It is not a restaurant or an art studio. It falls somewhere in the middle; a studio that serves beer and wine as well as a place for people to come and socialize while painting, said Uptown Art owner Robert Mishkin.
“It attracts someone looking for something to do in the evening that’s different,” Mishkin said. “We’re not a bar. We’re not a nightclub. [People] are coming out to do something creative and fun.”
The business model is not anything new. The “paint ‘n’ sip” business originally started in New Orleans after Hurricane Katrina.
“The city was devastated and two women tried to do something to pull the city together,” Mishkin said. “The women found an open place and decided to do painting and serve wine.
“People come in sometimes apprehensive. They haven’t touched a paintbrush in decades, but someone coerced them to come here. They sit down, they open up and they leave with a painting. It’s a nice feeling.”
The business spread from there.
The popularity started in the south then slowly to the rest of the United States. It is a booming business with more than 1,000 different locations around the country.
Mishkin was introduced to this business idea when his girlfriend at the time persuaded him to attend a “paint ‘n’ sip” event in Tennessee. When he left, he brought the business with him to Bellingham three years ago.
“It was a challenge getting people to understand what we do [in the beginning]. Now it’s much easier,” Mishkin said.

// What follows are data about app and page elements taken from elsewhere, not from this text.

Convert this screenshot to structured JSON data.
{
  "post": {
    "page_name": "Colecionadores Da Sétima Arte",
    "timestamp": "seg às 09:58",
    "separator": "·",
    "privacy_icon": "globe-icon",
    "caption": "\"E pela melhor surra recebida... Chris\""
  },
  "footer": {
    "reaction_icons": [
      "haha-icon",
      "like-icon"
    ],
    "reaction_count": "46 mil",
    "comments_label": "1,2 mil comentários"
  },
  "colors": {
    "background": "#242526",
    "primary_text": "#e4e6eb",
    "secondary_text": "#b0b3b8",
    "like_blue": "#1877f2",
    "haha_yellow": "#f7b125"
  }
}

The business model is successful, but it does come with a challenging set of circumstances. For Mishkin, one of the most difficult parts is the legislation surrounding the business licenses that places like Uptown Art use.
Washington has three types of licenses available for this type of business, and Uptown Art does not fit any of them.
The restaurant classification does allow people of all ages to come in.
Vicki Opsata has been to Uptown Art three times. After taking part in the classes offered, she started to buy art supplies and explore art as a pastime. She prefers how the classes because they made her feel more prepared to be creative.
“It freed me up to think I could do more art rather than feeling like it has to be perfect,” Opsata said. “It’s freeing. It’s an artistic outlet, so it opened me up to other art mediums.”
Robbine Waters is an Uptown Art newcomer and has been to the studio twice. Viewing it as a creative outlet, she continues to attend the classes offered because of the sense of accomplishment she feels after finishing a piece.
“I’m analytical, so this is like flipping the switch. It’s just neat to let your hair down,” Waters said.
Mishkin is rewarded with the accomplishments of Uptown Art patrons.
“We leave every night feeling we’ve done something good,” Mishkin said. “People come in sometimes apprehensive. They haven’t touched a paintbrush in decades, but someone coerced them to come here. They sit down, they open up and they leave with a painting. It’s a nice feeling.”
The next class offered is Friday, Feb. 3, 6:30-9:30 p.m.